▶ [Dataset records]:
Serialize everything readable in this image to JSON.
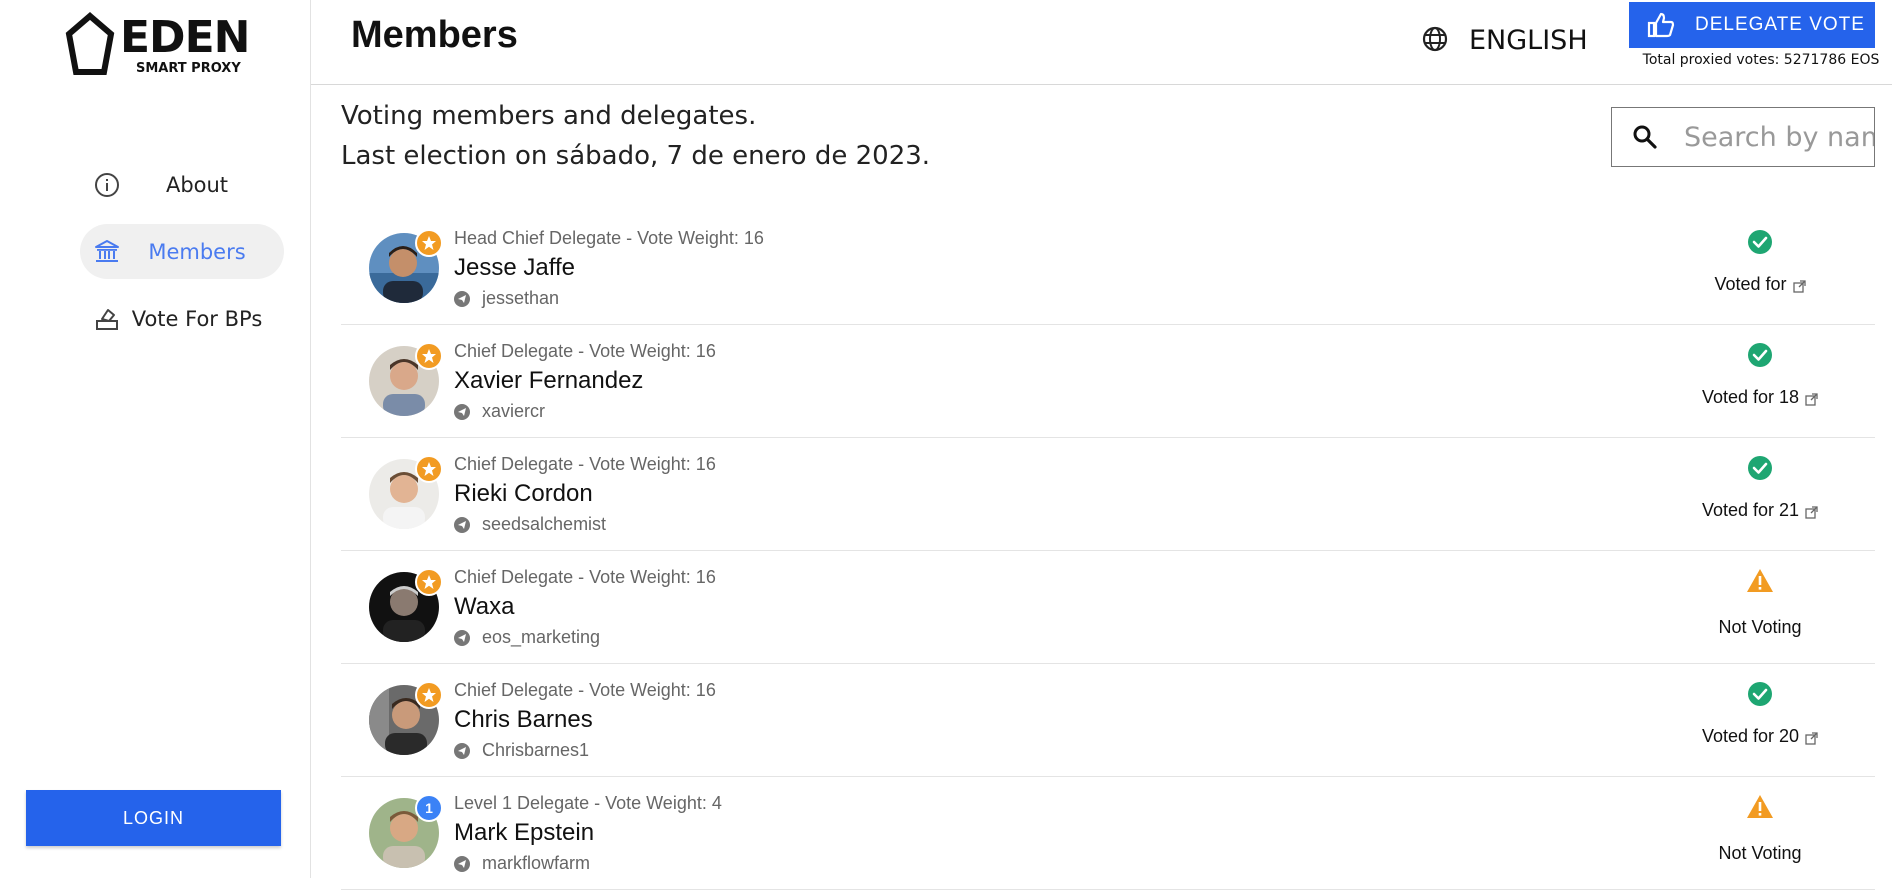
{
  "logo": {
    "word": "EDEN",
    "sub": "SMART PROXY"
  },
  "sidebar": {
    "items": [
      {
        "label": "About",
        "icon": "info-icon",
        "active": false
      },
      {
        "label": "Members",
        "icon": "bank-icon",
        "active": true
      },
      {
        "label": "Vote For BPs",
        "icon": "ballot-icon",
        "active": false
      }
    ],
    "login_label": "LOGIN"
  },
  "header": {
    "title": "Members",
    "language": "ENGLISH",
    "delegate_label": "DELEGATE VOTE",
    "proxied_votes": "Total proxied votes: 5271786 EOS"
  },
  "intro": {
    "line1": "Voting members and delegates.",
    "line2": "Last election on sábado, 7 de enero de 2023."
  },
  "search": {
    "placeholder": "Search by name"
  },
  "colors": {
    "accent": "#2563eb",
    "voted": "#1ea672",
    "warning": "#f29b22"
  },
  "members": [
    {
      "role": "Head Chief Delegate",
      "weight": " - Vote Weight: 16",
      "name": "Jesse Jaffe",
      "handle": "jessethan",
      "badge": "star",
      "status": "voted",
      "status_text": "Voted for",
      "link": true
    },
    {
      "role": "Chief Delegate",
      "weight": " - Vote Weight: 16",
      "name": "Xavier Fernandez",
      "handle": "xaviercr",
      "badge": "star",
      "status": "voted",
      "status_text": "Voted for 18",
      "link": true
    },
    {
      "role": "Chief Delegate",
      "weight": " - Vote Weight: 16",
      "name": "Rieki Cordon",
      "handle": "seedsalchemist",
      "badge": "star",
      "status": "voted",
      "status_text": "Voted for 21",
      "link": true
    },
    {
      "role": "Chief Delegate",
      "weight": " - Vote Weight: 16",
      "name": "Waxa",
      "handle": "eos_marketing",
      "badge": "star",
      "status": "warning",
      "status_text": "Not Voting",
      "link": false
    },
    {
      "role": "Chief Delegate",
      "weight": " - Vote Weight: 16",
      "name": "Chris Barnes",
      "handle": "Chrisbarnes1",
      "badge": "star",
      "status": "voted",
      "status_text": "Voted for 20",
      "link": true
    },
    {
      "role": "Level 1 Delegate",
      "weight": " - Vote Weight: 4",
      "name": "Mark Epstein",
      "handle": "markflowfarm",
      "badge": "level",
      "badge_text": "1",
      "status": "warning",
      "status_text": "Not Voting",
      "link": false
    }
  ]
}
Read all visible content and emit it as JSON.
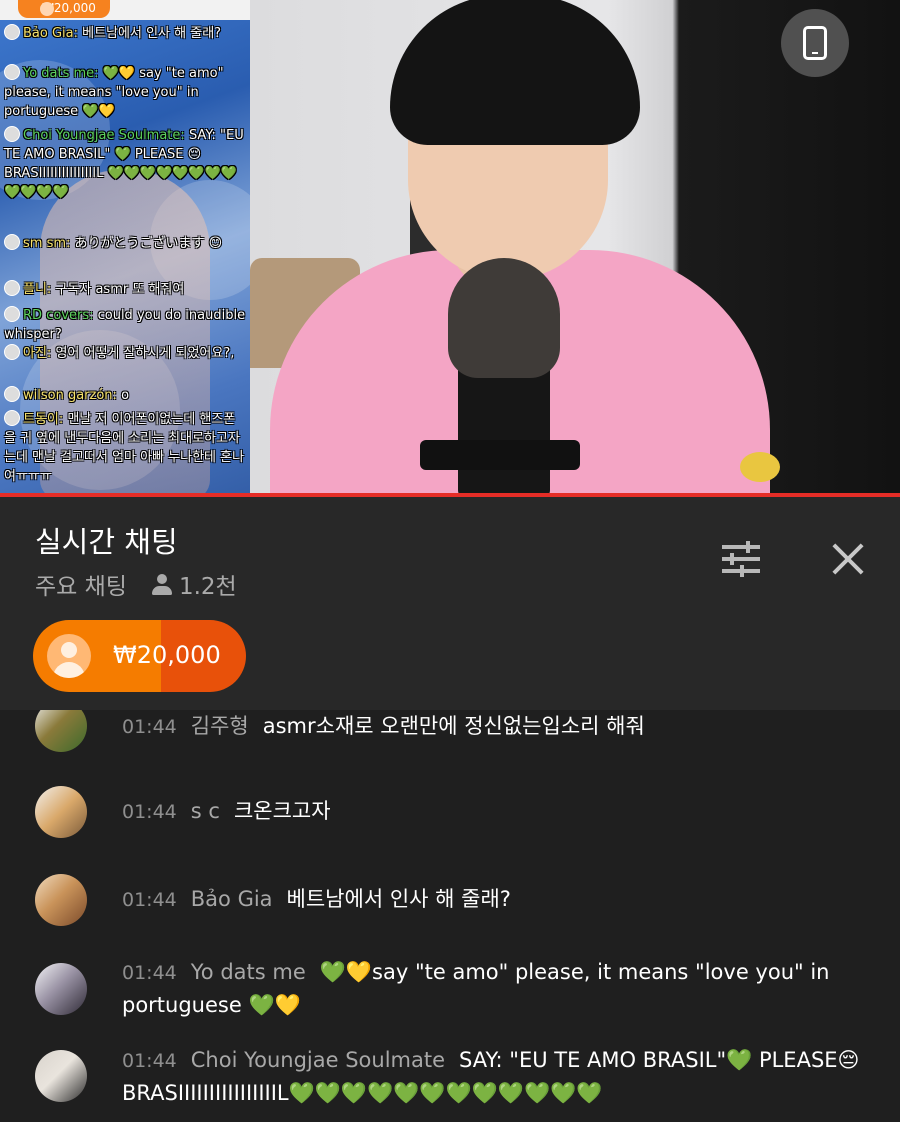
{
  "video": {
    "overlay_donation": "₩20,000",
    "overlay_chat": [
      {
        "author": "Bảo Gia:",
        "text": "베트남에서 인사 해 줄래?",
        "member": false
      },
      {
        "author": "Yo dats me:",
        "text": "💚💛 say \"te amo\" please, it means \"love you\" in portuguese 💚💛",
        "member": true
      },
      {
        "author": "Choi Youngjae Soulmate:",
        "text": "SAY: \"EU TE AMO BRASIL\" 💚 PLEASE 😔 BRASIIIIIIIIIIIIIIIL 💚💚💚💚💚💚💚💚💚💚💚💚",
        "member": true
      },
      {
        "author": "sm sm:",
        "text": "ありがとうございます 😊",
        "member": false
      },
      {
        "author": "플니:",
        "text": "구독자 asmr 또 해줘여",
        "member": false
      },
      {
        "author": "RD covers:",
        "text": "could you do inaudible whisper?",
        "member": true
      },
      {
        "author": "아진:",
        "text": "영어 어떻게 잘하시게 되었어요?,",
        "member": false
      },
      {
        "author": "wilson garzón:",
        "text": "o",
        "member": false
      },
      {
        "author": "트동이:",
        "text": "맨날 저 이어폰이없는데 핸즈폰을 귀 옆에 낸두다음에 소리는 최대로하고자는데 맨날 걸고떠서 엄마 아빠 누나한테 혼나여ㅠㅠㅠ",
        "member": false
      }
    ]
  },
  "chat": {
    "title": "실시간 채팅",
    "mode": "주요 채팅",
    "viewers": "1.2천",
    "superchat_amount": "₩20,000",
    "messages": [
      {
        "time": "01:44",
        "author": "김주형",
        "text": "asmr소재로 오랜만에 정신없는입소리 해줘"
      },
      {
        "time": "01:44",
        "author": "s c",
        "text": "크온크고자"
      },
      {
        "time": "01:44",
        "author": "Bảo Gia",
        "text": "베트남에서 인사 해 줄래?"
      },
      {
        "time": "01:44",
        "author": "Yo dats me",
        "text": "💚💛say \"te amo\" please, it means \"love you\" in portuguese 💚💛"
      },
      {
        "time": "01:44",
        "author": "Choi Youngjae Soulmate",
        "text": "SAY: \"EU TE AMO BRASIL\"💚 PLEASE😔BRASIIIIIIIIIIIIIIIIL💚💚💚💚💚💚💚💚💚💚💚💚"
      }
    ]
  },
  "colors": {
    "progress": "#e52d27",
    "superchat_main": "#f57c00",
    "superchat_right": "#e8510a",
    "header_bg": "#282828",
    "messages_bg": "#1f1f1f"
  },
  "icons": [
    "rotate-phone-icon",
    "viewer-icon",
    "filter-icon",
    "close-icon"
  ]
}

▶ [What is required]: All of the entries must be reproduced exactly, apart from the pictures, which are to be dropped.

▶ [Solution]:
Serialize everything readable in this image to JSON.
{
  "logo": {
    "word": "EDEN",
    "sub": "SMART PROXY"
  },
  "sidebar": {
    "items": [
      {
        "label": "About",
        "icon": "info-icon",
        "active": false
      },
      {
        "label": "Members",
        "icon": "bank-icon",
        "active": true
      },
      {
        "label": "Vote For BPs",
        "icon": "ballot-icon",
        "active": false
      }
    ],
    "login_label": "LOGIN"
  },
  "header": {
    "title": "Members",
    "language": "ENGLISH",
    "delegate_label": "DELEGATE VOTE",
    "proxied_votes": "Total proxied votes: 5271786 EOS"
  },
  "intro": {
    "line1": "Voting members and delegates.",
    "line2": "Last election on sábado, 7 de enero de 2023."
  },
  "search": {
    "placeholder": "Search by name"
  },
  "colors": {
    "accent": "#2563eb",
    "voted": "#1ea672",
    "warning": "#f29b22"
  },
  "members": [
    {
      "role": "Head Chief Delegate",
      "weight": " - Vote Weight: 16",
      "name": "Jesse Jaffe",
      "handle": "jessethan",
      "badge": "star",
      "status": "voted",
      "status_text": "Voted for",
      "link": true
    },
    {
      "role": "Chief Delegate",
      "weight": " - Vote Weight: 16",
      "name": "Xavier Fernandez",
      "handle": "xaviercr",
      "badge": "star",
      "status": "voted",
      "status_text": "Voted for 18",
      "link": true
    },
    {
      "role": "Chief Delegate",
      "weight": " - Vote Weight: 16",
      "name": "Rieki Cordon",
      "handle": "seedsalchemist",
      "badge": "star",
      "status": "voted",
      "status_text": "Voted for 21",
      "link": true
    },
    {
      "role": "Chief Delegate",
      "weight": " - Vote Weight: 16",
      "name": "Waxa",
      "handle": "eos_marketing",
      "badge": "star",
      "status": "warning",
      "status_text": "Not Voting",
      "link": false
    },
    {
      "role": "Chief Delegate",
      "weight": " - Vote Weight: 16",
      "name": "Chris Barnes",
      "handle": "Chrisbarnes1",
      "badge": "star",
      "status": "voted",
      "status_text": "Voted for 20",
      "link": true
    },
    {
      "role": "Level 1 Delegate",
      "weight": " - Vote Weight: 4",
      "name": "Mark Epstein",
      "handle": "markflowfarm",
      "badge": "level",
      "badge_text": "1",
      "status": "warning",
      "status_text": "Not Voting",
      "link": false
    }
  ]
}
Read all visible content and emit it as JSON.
{
  "video": {
    "overlay_donation": "₩20,000",
    "overlay_chat": [
      {
        "author": "Bảo Gia:",
        "text": "베트남에서 인사 해 줄래?",
        "member": false
      },
      {
        "author": "Yo dats me:",
        "text": "💚💛 say \"te amo\" please, it means \"love you\" in portuguese 💚💛",
        "member": true
      },
      {
        "author": "Choi Youngjae Soulmate:",
        "text": "SAY: \"EU TE AMO BRASIL\" 💚 PLEASE 😔 BRASIIIIIIIIIIIIIIIL 💚💚💚💚💚💚💚💚💚💚💚💚",
        "member": true
      },
      {
        "author": "sm sm:",
        "text": "ありがとうございます 😊",
        "member": false
      },
      {
        "author": "플니:",
        "text": "구독자 asmr 또 해줘여",
        "member": false
      },
      {
        "author": "RD covers:",
        "text": "could you do inaudible whisper?",
        "member": true
      },
      {
        "author": "아진:",
        "text": "영어 어떻게 잘하시게 되었어요?,",
        "member": false
      },
      {
        "author": "wilson garzón:",
        "text": "o",
        "member": false
      },
      {
        "author": "트동이:",
        "text": "맨날 저 이어폰이없는데 핸즈폰을 귀 옆에 낸두다음에 소리는 최대로하고자는데 맨날 걸고떠서 엄마 아빠 누나한테 혼나여ㅠㅠㅠ",
        "member": false
      }
    ]
  },
  "chat": {
    "title": "실시간 채팅",
    "mode": "주요 채팅",
    "viewers": "1.2천",
    "superchat_amount": "₩20,000",
    "messages": [
      {
        "time": "01:44",
        "author": "김주형",
        "text": "asmr소재로 오랜만에 정신없는입소리 해줘"
      },
      {
        "time": "01:44",
        "author": "s c",
        "text": "크온크고자"
      },
      {
        "time": "01:44",
        "author": "Bảo Gia",
        "text": "베트남에서 인사 해 줄래?"
      },
      {
        "time": "01:44",
        "author": "Yo dats me",
        "text": "💚💛say \"te amo\" please, it means \"love you\" in portuguese 💚💛"
      },
      {
        "time": "01:44",
        "author": "Choi Youngjae Soulmate",
        "text": "SAY: \"EU TE AMO BRASIL\"💚 PLEASE😔BRASIIIIIIIIIIIIIIIIL💚💚💚💚💚💚💚💚💚💚💚💚"
      }
    ]
  },
  "colors": {
    "progress": "#e52d27",
    "superchat_main": "#f57c00",
    "superchat_right": "#e8510a",
    "header_bg": "#282828",
    "messages_bg": "#1f1f1f"
  },
  "icons": [
    "rotate-phone-icon",
    "viewer-icon",
    "filter-icon",
    "close-icon"
  ]
}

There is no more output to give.